● **Work task**:
Once the pictures are removed, reproduce what is left of the data below exactly.

● **Exercise input**:

------------------------------------

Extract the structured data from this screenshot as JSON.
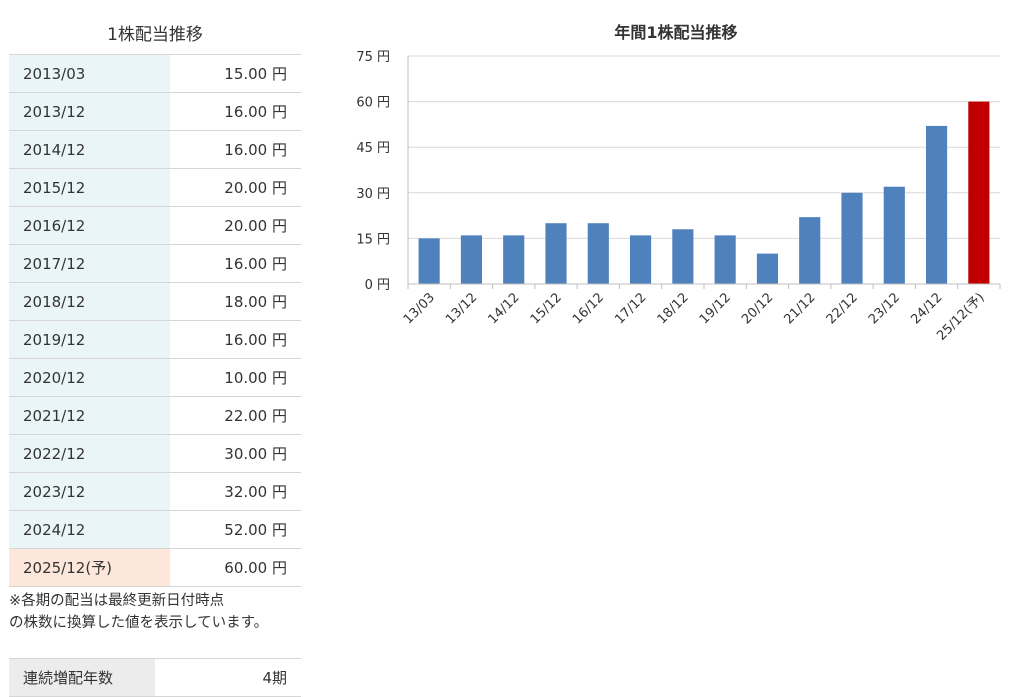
{
  "table": {
    "title": "1株配当推移",
    "rows": [
      {
        "period": "2013/03",
        "amount": "15.00 円"
      },
      {
        "period": "2013/12",
        "amount": "16.00 円"
      },
      {
        "period": "2014/12",
        "amount": "16.00 円"
      },
      {
        "period": "2015/12",
        "amount": "20.00 円"
      },
      {
        "period": "2016/12",
        "amount": "20.00 円"
      },
      {
        "period": "2017/12",
        "amount": "16.00 円"
      },
      {
        "period": "2018/12",
        "amount": "18.00 円"
      },
      {
        "period": "2019/12",
        "amount": "16.00 円"
      },
      {
        "period": "2020/12",
        "amount": "10.00 円"
      },
      {
        "period": "2021/12",
        "amount": "22.00 円"
      },
      {
        "period": "2022/12",
        "amount": "30.00 円"
      },
      {
        "period": "2023/12",
        "amount": "32.00 円"
      },
      {
        "period": "2024/12",
        "amount": "52.00 円"
      },
      {
        "period": "2025/12(予)",
        "amount": "60.00 円"
      }
    ],
    "note_line1": "※各期の配当は最終更新日付時点",
    "note_line2": "の株数に換算した値を表示しています。",
    "streak_label": "連続増配年数",
    "streak_value": "4期"
  },
  "colors": {
    "bar": "#4f81bd",
    "forecast_bar": "#c00000",
    "period_cell_bg": "#eaf5f8",
    "forecast_cell_bg": "#fde7da",
    "gridline": "#d9d9d9"
  },
  "chart_data": {
    "type": "bar",
    "title": "年間1株配当推移",
    "categories": [
      "13/03",
      "13/12",
      "14/12",
      "15/12",
      "16/12",
      "17/12",
      "18/12",
      "19/12",
      "20/12",
      "21/12",
      "22/12",
      "23/12",
      "24/12",
      "25/12(予)"
    ],
    "values": [
      15,
      16,
      16,
      20,
      20,
      16,
      18,
      16,
      10,
      22,
      30,
      32,
      52,
      60
    ],
    "forecast_index": 13,
    "ylim": [
      0,
      75
    ],
    "yticks": [
      0,
      15,
      30,
      45,
      60,
      75
    ],
    "ytick_unit": "円",
    "grid": true
  }
}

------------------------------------

● **Reply**:
Extract the structured data from this screenshot as JSON.
{
  "table": {
    "title": "1株配当推移",
    "rows": [
      {
        "period": "2013/03",
        "amount": "15.00 円"
      },
      {
        "period": "2013/12",
        "amount": "16.00 円"
      },
      {
        "period": "2014/12",
        "amount": "16.00 円"
      },
      {
        "period": "2015/12",
        "amount": "20.00 円"
      },
      {
        "period": "2016/12",
        "amount": "20.00 円"
      },
      {
        "period": "2017/12",
        "amount": "16.00 円"
      },
      {
        "period": "2018/12",
        "amount": "18.00 円"
      },
      {
        "period": "2019/12",
        "amount": "16.00 円"
      },
      {
        "period": "2020/12",
        "amount": "10.00 円"
      },
      {
        "period": "2021/12",
        "amount": "22.00 円"
      },
      {
        "period": "2022/12",
        "amount": "30.00 円"
      },
      {
        "period": "2023/12",
        "amount": "32.00 円"
      },
      {
        "period": "2024/12",
        "amount": "52.00 円"
      },
      {
        "period": "2025/12(予)",
        "amount": "60.00 円"
      }
    ],
    "note_line1": "※各期の配当は最終更新日付時点",
    "note_line2": "の株数に換算した値を表示しています。",
    "streak_label": "連続増配年数",
    "streak_value": "4期"
  },
  "colors": {
    "bar": "#4f81bd",
    "forecast_bar": "#c00000",
    "period_cell_bg": "#eaf5f8",
    "forecast_cell_bg": "#fde7da",
    "gridline": "#d9d9d9"
  },
  "chart_data": {
    "type": "bar",
    "title": "年間1株配当推移",
    "categories": [
      "13/03",
      "13/12",
      "14/12",
      "15/12",
      "16/12",
      "17/12",
      "18/12",
      "19/12",
      "20/12",
      "21/12",
      "22/12",
      "23/12",
      "24/12",
      "25/12(予)"
    ],
    "values": [
      15,
      16,
      16,
      20,
      20,
      16,
      18,
      16,
      10,
      22,
      30,
      32,
      52,
      60
    ],
    "forecast_index": 13,
    "ylim": [
      0,
      75
    ],
    "yticks": [
      0,
      15,
      30,
      45,
      60,
      75
    ],
    "ytick_unit": "円",
    "grid": true
  }
}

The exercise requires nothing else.